He welcomes the competition for the Laker’ starting two-guard spot because it can only push Kentavious Caldwell-Pope to maximize his potential. He relishes the opportunity to compete for this job against a teammate and friend because it can only make Caldwell-Pope and Josh Hart both strive to be their best.
In Caldwell-Pope’s eyes, the two of them scraping every day in practice and games can only serve as a benefit for the Lakers.
And that’s what matters the most.
“We make each other work in practice,” Caldwell-Pope said late Saturday night after the Lakers lost to the Clippers in an exhibition game at the Honda Center. “We’re always on the opposite team. Even if we’re on the same team, we both run the floor, we both do similar things.
“We both compete. We give that competitiveness from both of us. It’s a fight. We enjoy it. We’re just making each other better.”
Over the course of his first five years in the NBA, Caldwell-Pope primarily has been a starter.

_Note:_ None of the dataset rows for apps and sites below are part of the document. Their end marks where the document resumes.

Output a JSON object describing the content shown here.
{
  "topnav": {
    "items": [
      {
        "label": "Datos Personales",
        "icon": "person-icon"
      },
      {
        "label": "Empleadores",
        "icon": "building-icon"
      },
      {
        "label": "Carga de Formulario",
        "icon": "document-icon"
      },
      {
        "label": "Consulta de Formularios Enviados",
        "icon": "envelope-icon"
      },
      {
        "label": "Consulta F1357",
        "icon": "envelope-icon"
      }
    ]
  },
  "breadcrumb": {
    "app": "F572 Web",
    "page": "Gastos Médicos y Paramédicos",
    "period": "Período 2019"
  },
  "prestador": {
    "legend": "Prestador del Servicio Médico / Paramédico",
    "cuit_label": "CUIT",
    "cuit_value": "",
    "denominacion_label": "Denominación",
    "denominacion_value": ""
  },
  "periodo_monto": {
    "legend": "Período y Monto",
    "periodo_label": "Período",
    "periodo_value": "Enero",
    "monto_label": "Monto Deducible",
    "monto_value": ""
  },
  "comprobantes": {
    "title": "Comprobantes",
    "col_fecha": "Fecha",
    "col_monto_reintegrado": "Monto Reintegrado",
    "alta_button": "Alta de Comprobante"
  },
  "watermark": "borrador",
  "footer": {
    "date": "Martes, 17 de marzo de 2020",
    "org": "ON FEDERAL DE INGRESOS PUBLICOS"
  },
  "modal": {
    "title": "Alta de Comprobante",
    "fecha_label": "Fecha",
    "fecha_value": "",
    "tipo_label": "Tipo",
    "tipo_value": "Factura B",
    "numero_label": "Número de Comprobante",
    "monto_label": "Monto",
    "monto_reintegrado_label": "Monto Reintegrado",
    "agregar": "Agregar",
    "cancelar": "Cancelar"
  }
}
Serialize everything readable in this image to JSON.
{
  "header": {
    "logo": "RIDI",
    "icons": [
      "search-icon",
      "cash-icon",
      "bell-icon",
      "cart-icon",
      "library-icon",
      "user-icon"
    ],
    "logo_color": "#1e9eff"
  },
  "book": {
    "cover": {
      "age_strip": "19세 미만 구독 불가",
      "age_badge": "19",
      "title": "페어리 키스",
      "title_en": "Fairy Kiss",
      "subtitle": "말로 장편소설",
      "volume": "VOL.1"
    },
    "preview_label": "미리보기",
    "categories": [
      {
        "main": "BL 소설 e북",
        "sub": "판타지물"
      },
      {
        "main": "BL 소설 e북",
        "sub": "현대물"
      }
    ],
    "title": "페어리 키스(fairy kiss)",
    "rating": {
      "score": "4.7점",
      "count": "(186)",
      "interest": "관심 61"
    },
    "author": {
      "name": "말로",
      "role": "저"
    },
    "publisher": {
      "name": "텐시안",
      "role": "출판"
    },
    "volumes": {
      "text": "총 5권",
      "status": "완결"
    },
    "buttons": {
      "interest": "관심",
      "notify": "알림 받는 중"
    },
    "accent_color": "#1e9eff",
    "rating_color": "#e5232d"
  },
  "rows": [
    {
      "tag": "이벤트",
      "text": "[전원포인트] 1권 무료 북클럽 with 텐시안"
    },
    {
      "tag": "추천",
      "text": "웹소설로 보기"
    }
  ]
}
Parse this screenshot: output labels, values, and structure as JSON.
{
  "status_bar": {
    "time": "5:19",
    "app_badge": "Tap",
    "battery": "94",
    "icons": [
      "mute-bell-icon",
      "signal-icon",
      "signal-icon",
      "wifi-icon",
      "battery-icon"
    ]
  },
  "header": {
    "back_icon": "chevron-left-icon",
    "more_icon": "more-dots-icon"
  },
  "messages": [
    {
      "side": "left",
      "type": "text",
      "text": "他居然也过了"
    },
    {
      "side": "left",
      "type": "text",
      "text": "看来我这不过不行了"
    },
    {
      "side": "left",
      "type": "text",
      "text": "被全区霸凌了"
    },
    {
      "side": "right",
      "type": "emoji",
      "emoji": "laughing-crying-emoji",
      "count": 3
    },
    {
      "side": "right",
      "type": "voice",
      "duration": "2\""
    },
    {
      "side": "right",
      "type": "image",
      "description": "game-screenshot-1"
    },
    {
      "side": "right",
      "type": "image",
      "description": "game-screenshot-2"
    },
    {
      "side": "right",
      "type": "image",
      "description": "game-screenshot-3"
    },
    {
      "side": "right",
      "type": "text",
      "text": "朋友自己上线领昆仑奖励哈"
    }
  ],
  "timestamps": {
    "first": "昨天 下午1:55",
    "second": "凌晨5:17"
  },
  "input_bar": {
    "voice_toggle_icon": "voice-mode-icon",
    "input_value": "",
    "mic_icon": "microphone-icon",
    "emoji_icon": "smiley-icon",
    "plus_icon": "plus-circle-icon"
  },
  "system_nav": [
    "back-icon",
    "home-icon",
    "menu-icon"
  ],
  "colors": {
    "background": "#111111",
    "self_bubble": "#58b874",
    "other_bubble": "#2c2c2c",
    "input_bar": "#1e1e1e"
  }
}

He started 41 out the 80 games he played in as rookie with the Detroit Pistons. He then started in all 82 in his second season with the Pistons, all 76 that he played in in his third season and 75 out of the 76 he played in his fourth season. He then started in all 74 games he played in with the Lakers last season.
Now it is not a given he’ll hear his name in the starting lineup.
“It’s all about winning,” Caldwell-Pope said. “If that’s what it is and I’m coming off the bench, I have to keep my same focus and do the same thing. It’s all about keeping that focus, really.”
In the first four exhibition games, Caldwell-Pope has started two games and come off the bench the other two.
He’s averaging 7.3 points, but is struggling with his shot, making just 36% of his field goals, just 14.3% of his three-pointers.
But Caldwell-Pope maintained that there’s no difference for him as a starter or a reserve.
“I feel like if I’m starting, I do the same thing, as far as like running the floor, playing defense, trying to get out in transition and knock down the wide-open shot,” he said. “It’s the same when I’m coming off the bench as well. I’m just trying to stay in that same rhythm, just stay focused.”
Perhaps, Caldwell-Pope was asked, he has even more pressure to perform and even start since he re-signed with the Lakers on just a one-year deal for $12 million. He played under similar circumstances last season when he signed a one-year deal for $18 million in the summer of 2017.